Read through the material below and copy each line in which the word "JSON" occurs.
RECORDS FOR THE EXERCISE START
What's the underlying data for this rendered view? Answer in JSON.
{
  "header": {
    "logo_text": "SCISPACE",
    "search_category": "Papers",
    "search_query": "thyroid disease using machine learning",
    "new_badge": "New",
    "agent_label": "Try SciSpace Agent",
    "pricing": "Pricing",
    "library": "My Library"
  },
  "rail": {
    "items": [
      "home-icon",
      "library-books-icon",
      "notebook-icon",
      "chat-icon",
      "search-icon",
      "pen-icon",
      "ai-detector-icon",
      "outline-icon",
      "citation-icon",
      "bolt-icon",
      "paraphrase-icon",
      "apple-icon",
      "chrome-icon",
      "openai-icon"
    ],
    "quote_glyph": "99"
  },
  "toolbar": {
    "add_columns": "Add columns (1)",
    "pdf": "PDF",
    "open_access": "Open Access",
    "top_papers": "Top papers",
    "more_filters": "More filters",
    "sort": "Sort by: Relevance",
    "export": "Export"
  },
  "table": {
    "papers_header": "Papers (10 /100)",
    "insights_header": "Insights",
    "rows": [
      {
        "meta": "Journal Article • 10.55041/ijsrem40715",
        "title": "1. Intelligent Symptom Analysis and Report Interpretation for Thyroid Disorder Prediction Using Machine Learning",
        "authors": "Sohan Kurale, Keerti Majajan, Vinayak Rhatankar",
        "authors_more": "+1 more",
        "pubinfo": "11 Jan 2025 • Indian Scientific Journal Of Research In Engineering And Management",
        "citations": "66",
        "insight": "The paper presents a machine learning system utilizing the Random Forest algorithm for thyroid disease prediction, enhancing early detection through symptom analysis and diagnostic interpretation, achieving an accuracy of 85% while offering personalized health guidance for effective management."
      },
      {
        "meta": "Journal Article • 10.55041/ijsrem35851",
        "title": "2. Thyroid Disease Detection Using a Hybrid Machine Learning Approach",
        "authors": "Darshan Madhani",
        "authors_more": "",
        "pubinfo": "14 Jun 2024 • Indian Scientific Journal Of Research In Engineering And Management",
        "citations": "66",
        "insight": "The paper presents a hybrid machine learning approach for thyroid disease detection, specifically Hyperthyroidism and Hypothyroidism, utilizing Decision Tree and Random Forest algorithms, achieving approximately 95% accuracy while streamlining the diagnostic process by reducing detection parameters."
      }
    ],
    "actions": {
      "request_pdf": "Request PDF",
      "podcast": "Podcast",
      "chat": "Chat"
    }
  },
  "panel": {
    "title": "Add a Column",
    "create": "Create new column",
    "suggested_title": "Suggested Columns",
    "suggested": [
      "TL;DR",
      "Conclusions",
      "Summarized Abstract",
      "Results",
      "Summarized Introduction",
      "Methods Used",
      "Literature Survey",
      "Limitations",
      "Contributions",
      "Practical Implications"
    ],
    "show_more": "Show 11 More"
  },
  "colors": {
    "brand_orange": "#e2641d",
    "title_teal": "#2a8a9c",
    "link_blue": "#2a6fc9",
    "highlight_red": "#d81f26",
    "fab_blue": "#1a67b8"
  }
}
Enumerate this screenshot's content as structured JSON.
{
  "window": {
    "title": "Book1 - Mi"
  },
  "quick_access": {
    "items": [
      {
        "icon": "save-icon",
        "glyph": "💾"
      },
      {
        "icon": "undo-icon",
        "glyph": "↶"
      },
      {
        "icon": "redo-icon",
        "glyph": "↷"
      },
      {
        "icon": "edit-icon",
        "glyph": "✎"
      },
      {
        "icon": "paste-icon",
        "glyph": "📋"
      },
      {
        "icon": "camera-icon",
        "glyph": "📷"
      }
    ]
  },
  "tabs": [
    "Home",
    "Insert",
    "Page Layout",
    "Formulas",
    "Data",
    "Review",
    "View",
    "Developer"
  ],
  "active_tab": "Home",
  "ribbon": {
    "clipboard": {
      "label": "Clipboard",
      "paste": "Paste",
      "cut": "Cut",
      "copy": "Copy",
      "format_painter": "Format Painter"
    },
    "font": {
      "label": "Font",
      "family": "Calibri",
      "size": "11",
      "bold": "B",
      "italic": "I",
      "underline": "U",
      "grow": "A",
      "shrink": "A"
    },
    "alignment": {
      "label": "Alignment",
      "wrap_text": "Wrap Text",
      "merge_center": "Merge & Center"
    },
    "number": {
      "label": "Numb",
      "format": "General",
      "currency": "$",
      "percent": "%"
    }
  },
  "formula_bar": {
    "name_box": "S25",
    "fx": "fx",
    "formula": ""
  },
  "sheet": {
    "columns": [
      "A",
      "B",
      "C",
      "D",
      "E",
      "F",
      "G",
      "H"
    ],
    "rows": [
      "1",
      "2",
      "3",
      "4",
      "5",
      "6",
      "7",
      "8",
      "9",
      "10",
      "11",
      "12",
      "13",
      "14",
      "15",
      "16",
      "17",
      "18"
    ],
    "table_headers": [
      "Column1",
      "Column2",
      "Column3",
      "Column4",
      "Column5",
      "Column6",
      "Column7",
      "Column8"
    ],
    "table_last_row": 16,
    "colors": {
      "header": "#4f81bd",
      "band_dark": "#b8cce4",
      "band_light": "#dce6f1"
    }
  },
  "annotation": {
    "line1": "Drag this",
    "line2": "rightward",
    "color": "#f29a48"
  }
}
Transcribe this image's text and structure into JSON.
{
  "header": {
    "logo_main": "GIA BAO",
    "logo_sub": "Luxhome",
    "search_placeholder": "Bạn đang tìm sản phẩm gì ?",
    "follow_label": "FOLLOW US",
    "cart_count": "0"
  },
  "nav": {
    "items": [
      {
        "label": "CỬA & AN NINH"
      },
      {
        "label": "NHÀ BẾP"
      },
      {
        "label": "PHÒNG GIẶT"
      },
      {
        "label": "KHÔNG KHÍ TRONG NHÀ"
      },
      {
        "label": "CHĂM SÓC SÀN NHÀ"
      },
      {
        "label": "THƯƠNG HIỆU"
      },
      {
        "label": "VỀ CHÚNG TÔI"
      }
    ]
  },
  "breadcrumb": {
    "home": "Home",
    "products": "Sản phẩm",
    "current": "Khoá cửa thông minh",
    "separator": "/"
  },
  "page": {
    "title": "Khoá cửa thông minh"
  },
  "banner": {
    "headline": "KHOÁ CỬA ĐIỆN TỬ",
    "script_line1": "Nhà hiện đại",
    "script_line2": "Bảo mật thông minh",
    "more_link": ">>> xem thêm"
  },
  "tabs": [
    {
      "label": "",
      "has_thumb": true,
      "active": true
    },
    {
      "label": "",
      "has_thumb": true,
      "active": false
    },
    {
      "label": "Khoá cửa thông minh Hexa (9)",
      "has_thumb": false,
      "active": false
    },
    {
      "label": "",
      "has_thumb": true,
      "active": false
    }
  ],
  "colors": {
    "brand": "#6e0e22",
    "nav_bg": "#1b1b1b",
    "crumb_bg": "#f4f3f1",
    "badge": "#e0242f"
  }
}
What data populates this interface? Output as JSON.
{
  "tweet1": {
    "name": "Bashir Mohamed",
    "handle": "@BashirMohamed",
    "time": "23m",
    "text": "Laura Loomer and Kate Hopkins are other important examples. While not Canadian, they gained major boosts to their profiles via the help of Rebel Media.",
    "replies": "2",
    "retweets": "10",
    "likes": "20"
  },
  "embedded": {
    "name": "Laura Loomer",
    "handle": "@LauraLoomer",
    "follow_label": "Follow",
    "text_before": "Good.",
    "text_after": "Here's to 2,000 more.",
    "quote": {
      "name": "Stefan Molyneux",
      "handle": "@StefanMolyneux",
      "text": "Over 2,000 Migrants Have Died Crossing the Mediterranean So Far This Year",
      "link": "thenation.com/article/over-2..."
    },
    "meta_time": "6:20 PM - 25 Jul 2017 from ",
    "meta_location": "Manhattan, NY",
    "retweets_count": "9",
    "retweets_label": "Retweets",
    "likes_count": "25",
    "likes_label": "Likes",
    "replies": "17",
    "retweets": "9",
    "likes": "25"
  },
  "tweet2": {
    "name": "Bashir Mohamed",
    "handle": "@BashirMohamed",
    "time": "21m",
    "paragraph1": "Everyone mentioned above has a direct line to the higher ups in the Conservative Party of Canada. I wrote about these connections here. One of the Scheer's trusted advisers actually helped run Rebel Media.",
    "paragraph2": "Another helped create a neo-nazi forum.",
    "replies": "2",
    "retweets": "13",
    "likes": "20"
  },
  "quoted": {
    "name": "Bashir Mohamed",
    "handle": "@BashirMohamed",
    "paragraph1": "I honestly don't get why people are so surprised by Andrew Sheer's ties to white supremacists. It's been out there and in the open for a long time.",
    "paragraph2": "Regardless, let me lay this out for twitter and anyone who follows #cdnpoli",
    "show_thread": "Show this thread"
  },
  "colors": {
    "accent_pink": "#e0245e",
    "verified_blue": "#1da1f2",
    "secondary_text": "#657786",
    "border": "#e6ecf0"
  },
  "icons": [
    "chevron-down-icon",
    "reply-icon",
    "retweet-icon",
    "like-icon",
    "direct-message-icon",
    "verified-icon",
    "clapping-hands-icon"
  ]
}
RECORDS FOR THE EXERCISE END
■ TASK ANSWER ■
What's the underlying data for this rendered view? Answer in JSON.
Enumerate this screenshot's content as structured JSON.
Transcribe this image's text and structure into JSON.
What data populates this interface? Output as JSON.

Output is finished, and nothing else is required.